    Video

    Video Scientists Make Progress Toward Better Diabetes Treatment, Cure

    Scientists at two of the top U.S. universities say they have made significant advances in their quest to find a more efficient treatment for diabetes and eventually a cure. According to the International Diabetes Federation, the disease affects more than 370 million people worldwide. VOA’s George Putic reports.
    Video

    Video NATO to Target Migrant Smugglers

    NATO has announced plans to send warships to the Aegean Sea to target migrant smugglers in the alliance's most direct intervention so far since a wave of people began trying to reach European shores.
    Video

    Video Russia's Catholics, Orthodox Hopeful on Historic Pope-Patriarch Meeting

    Russia's Catholic minority has welcomed an historic first meeting Friday in Cuba between the Pope and the Patriarch of Russia's dominant Orthodox Church. The Orthodox Church split with Rome in 1054 and analysts say politics, both church and state, have been driving the relationship in the centuries since. VOA's Daniel Schearf reports from Moscow.
    Video

    Video Used Books Get a New Life on the Streets of Lagos

    Used booksellers are importing books from abroad and selling them on the streets of Africa's largest city. What‘s popular with readers may surprise you. Chris Stein reports from Lagos.
    Video

    Video After NH Primaries All Eyes on South Carolina

    After Tuesday's primary in New Hampshire, US presidential candidates swiftly turned to the next election coming up in South Carolina. The so-called “first-in-the-South” poll may help further narrow down the field of candidates. Zlatica Hoke reports.
    Video

    Video Smartphone Helps Grow Vegetables

    One day, you may be using your smartphone to grow your vegetables. A Taipei-based company has developed a farm cube — a small, enclosed ecosystem designed to grow plants indoors. The environment inside is automatically adjusted by the cube, but it can also be controlled through an app. VOA's Deborah Block has more on the gardening system.
    Video

    Video Exhibit Turns da Vinci’s Drawings Into Real Objects

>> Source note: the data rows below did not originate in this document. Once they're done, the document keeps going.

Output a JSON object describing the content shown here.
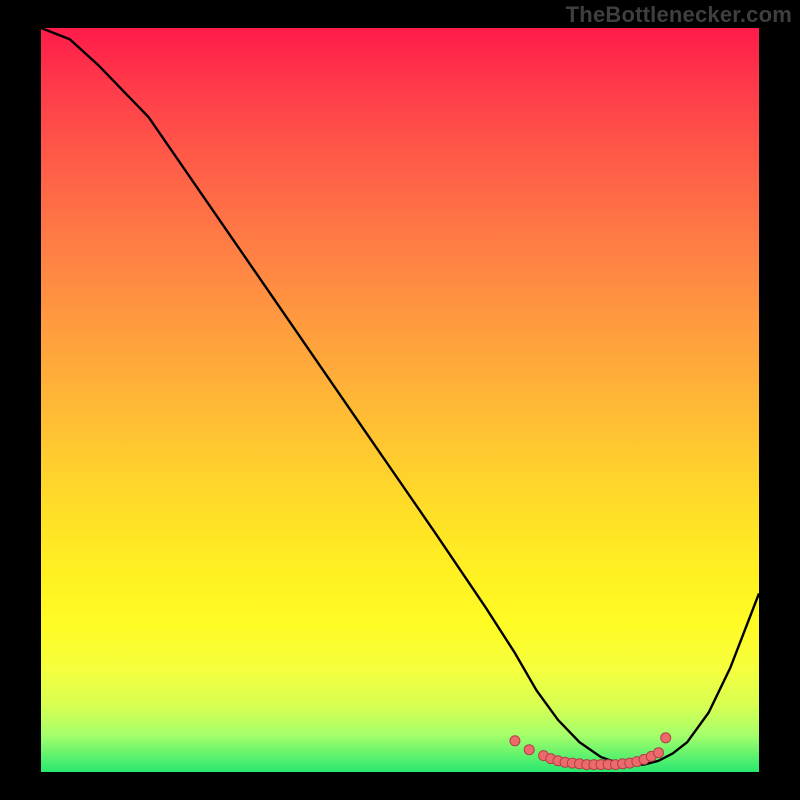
{
  "watermark": "TheBottlenecker.com",
  "colors": {
    "background": "#000000",
    "curve": "#000000",
    "markers_fill": "#ed6a6c",
    "markers_stroke": "#b24048"
  },
  "chart_data": {
    "type": "line",
    "title": "",
    "xlabel": "",
    "ylabel": "",
    "xlim": [
      0,
      100
    ],
    "ylim": [
      0,
      100
    ],
    "series": [
      {
        "name": "curve",
        "x": [
          0,
          4,
          8,
          15,
          25,
          35,
          45,
          55,
          62,
          66,
          69,
          72,
          75,
          78,
          81,
          84,
          86,
          88,
          90,
          93,
          96,
          100
        ],
        "y": [
          100,
          98.5,
          95,
          88,
          74,
          60,
          46,
          32,
          22,
          16,
          11,
          7,
          4,
          2,
          1,
          1,
          1.5,
          2.5,
          4,
          8,
          14,
          24
        ]
      }
    ],
    "markers": {
      "name": "highlight-dots",
      "x": [
        66,
        68,
        70,
        71,
        72,
        73,
        74,
        75,
        76,
        77,
        78,
        79,
        80,
        81,
        82,
        83,
        84,
        85,
        86,
        87
      ],
      "y": [
        4.2,
        3.0,
        2.2,
        1.8,
        1.5,
        1.3,
        1.2,
        1.1,
        1.0,
        1.0,
        1.0,
        1.0,
        1.0,
        1.1,
        1.2,
        1.4,
        1.7,
        2.1,
        2.6,
        4.6
      ]
    }
  }
}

    In addition to being a successful artist, Renaissance genius Leonardo da Vinci designed many practical machines, some of which are still in use today, although in different forms. But a number of his projects were never realized — until today. VOA’s George Putic reports.